When John Kasich took office in Ohio, the state was running a deficit and in serious trouble. He quickly put the state in the black. He has taken on unions as well, winning some and losing some, but fighting the fight.

While Bill Clinton takes credit for the balanced budgets during his term as president, Kasich was one of the key architects of the budget that forced the first government shutdown and balanced the budget. That's a real achievement. The balanced budget in Ohio is a real achievement. These are not pie-in-the-sky, "if I could have everything I ever wished for" dreams, which are the only things that seem to inspire conservatives. They are real achievements. I may not be happy with a lot of things, but running a candidate who is going to alienate swing voters... who decide EVERY election... is only going to make you feel warm and fuzzy until that night in November when the numbers come in on Hilary's side. Electing a president to do things a president can't do on his own is unrealistic. Look at what HAS been done.

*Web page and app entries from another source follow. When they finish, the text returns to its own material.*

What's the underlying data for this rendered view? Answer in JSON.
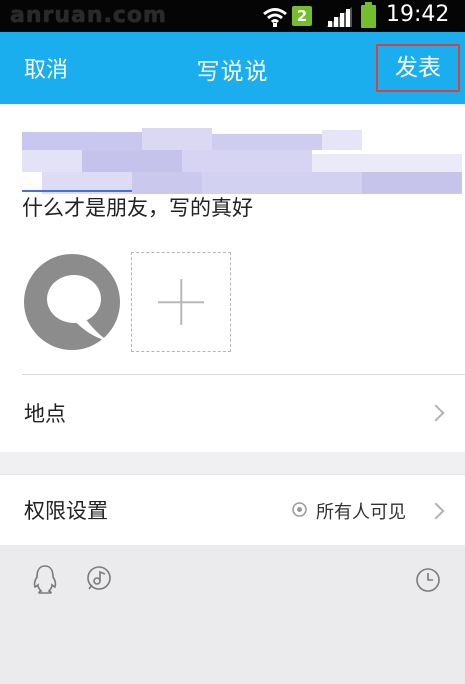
{
  "status_bar": {
    "watermark": "anruan.com",
    "sim_number": "2",
    "time": "19:42",
    "battery_color": "#74bd2c"
  },
  "nav": {
    "cancel_label": "取消",
    "title": "写说说",
    "publish_label": "发表",
    "background": "#1aaeee",
    "highlight_color": "#d8413d"
  },
  "post": {
    "text": "什么才是朋友，写的真好"
  },
  "location": {
    "label": "地点"
  },
  "permission": {
    "label": "权限设置",
    "value": "所有人可见"
  },
  "toolbar": {
    "icons": [
      "qq-penguin-icon",
      "music-icon",
      "clock-icon"
    ]
  }
}
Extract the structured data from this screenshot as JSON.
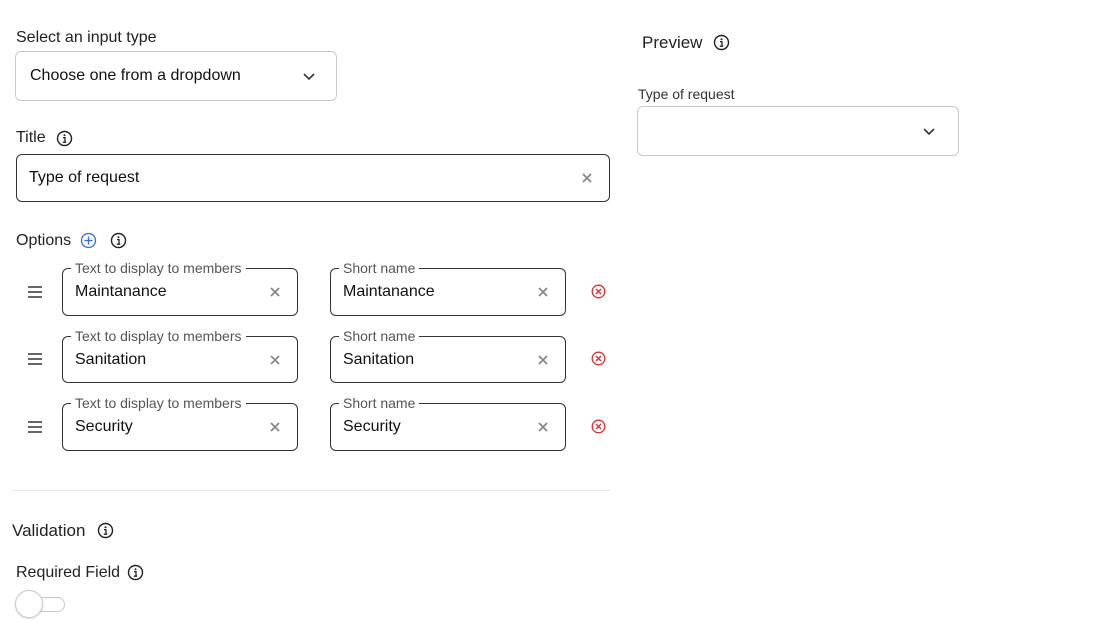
{
  "input_type": {
    "label": "Select an input type",
    "selected": "Choose one from a dropdown"
  },
  "title_field": {
    "label": "Title",
    "value": "Type of request"
  },
  "options": {
    "label": "Options",
    "display_legend": "Text to display to members",
    "short_legend": "Short name",
    "items": [
      {
        "display": "Maintanance",
        "short": "Maintanance"
      },
      {
        "display": "Sanitation",
        "short": "Sanitation"
      },
      {
        "display": "Security",
        "short": "Security"
      }
    ]
  },
  "validation": {
    "heading": "Validation",
    "required_label": "Required Field",
    "required_on": false
  },
  "preview": {
    "heading": "Preview",
    "field_label": "Type of request",
    "selected": ""
  },
  "colors": {
    "accent": "#2f6fd6",
    "danger": "#d32f2f",
    "border": "#c9c9c9"
  }
}
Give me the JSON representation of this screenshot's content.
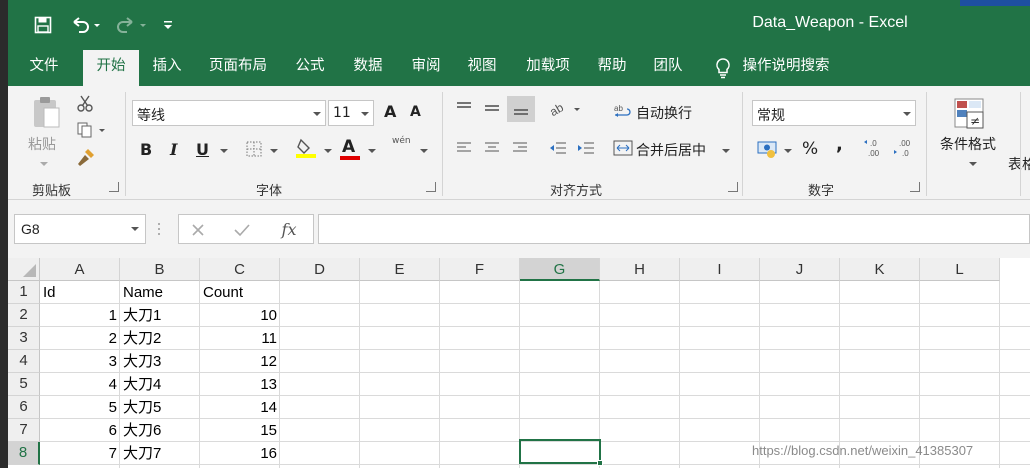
{
  "window": {
    "title": "Data_Weapon  -  Excel"
  },
  "tabs": [
    "文件",
    "开始",
    "插入",
    "页面布局",
    "公式",
    "数据",
    "审阅",
    "视图",
    "加载项",
    "帮助",
    "团队",
    "操作说明搜索"
  ],
  "ribbon": {
    "clipboard": {
      "paste_label": "粘贴",
      "group_label": "剪贴板"
    },
    "font": {
      "name": "等线",
      "size": "11",
      "group_label": "字体",
      "phonetic_char": "wén",
      "grow_char": "A",
      "shrink_char": "A",
      "bold_char": "B",
      "italic_char": "I",
      "underline_char": "U",
      "font_color_char": "A"
    },
    "alignment": {
      "wrap_text": "自动换行",
      "merge_center": "合并后居中",
      "group_label": "对齐方式"
    },
    "number": {
      "format": "常规",
      "percent": "%",
      "comma": ",",
      "group_label": "数字"
    },
    "styles": {
      "conditional_format": "条件格式",
      "table_format_partial": "表格"
    }
  },
  "formula_bar": {
    "name_box": "G8",
    "formula": "",
    "fx_label": "fx"
  },
  "sheet": {
    "columns": [
      "A",
      "B",
      "C",
      "D",
      "E",
      "F",
      "G",
      "H",
      "I",
      "J",
      "K",
      "L"
    ],
    "rows": [
      "1",
      "2",
      "3",
      "4",
      "5",
      "6",
      "7",
      "8"
    ],
    "selected_cell": "G8",
    "headers": {
      "A1": "Id",
      "B1": "Name",
      "C1": "Count"
    },
    "data": [
      {
        "id": "1",
        "name": "大刀1",
        "count": "10"
      },
      {
        "id": "2",
        "name": "大刀2",
        "count": "11"
      },
      {
        "id": "3",
        "name": "大刀3",
        "count": "12"
      },
      {
        "id": "4",
        "name": "大刀4",
        "count": "13"
      },
      {
        "id": "5",
        "name": "大刀5",
        "count": "14"
      },
      {
        "id": "6",
        "name": "大刀6",
        "count": "15"
      },
      {
        "id": "7",
        "name": "大刀7",
        "count": "16"
      }
    ]
  },
  "watermark": "https://blog.csdn.net/weixin_41385307",
  "colors": {
    "excel_green": "#217346",
    "ribbon_bg": "#f3f3f3"
  }
}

Where does running a surplus earn a "D?"

listen to Mark Levin

Levin has Kasich's number and called out his budget that was a failure.

What about Trump? Santorum? Walker? Christie?

How is Trump not a member of the Big Government group? He's proposing higher taxes, and in the past has proposed the largest and most unprecedented tax in US history. He's in favor of the Kelo decision and government taking of land (what's more Big Government than that?!?), Canadian-style socialized medicine, the "stimulus" plan, protectionist trade policies (yes, the government telling you what goods and services to purchase is Big Government), and the list goes on.

How about Santorum? All one has to do is look at his own campaign literature ("50 Things You Didn't Know About Rick Santorum") to see him supporting raising the minimum wage and a whole host of other Big Government endeavors. Not to mention his open disdain for the limited government movement in the party.

As Governor of Wisconsin, sure, Walker has been good on unions, but spending and taxes are not his strong suit, and he's shifted towards Big Government immigration and business policy.

And then there's Chris Christie, who apparently doesn't believe in the concept of federalism.

RINO Offerings

The party is looking to change for the better, definition is needed and far les RINO intrusion into the promotion of good and decent law and conservative candidates with relevant thinking, adhering to a the party platform and unwilling to cross the fence to compromise the party positions...
I have been angered more than once by the RINO element and it's is time to push them and their special interest concerns out the door and get some plain speaking logic all can understand....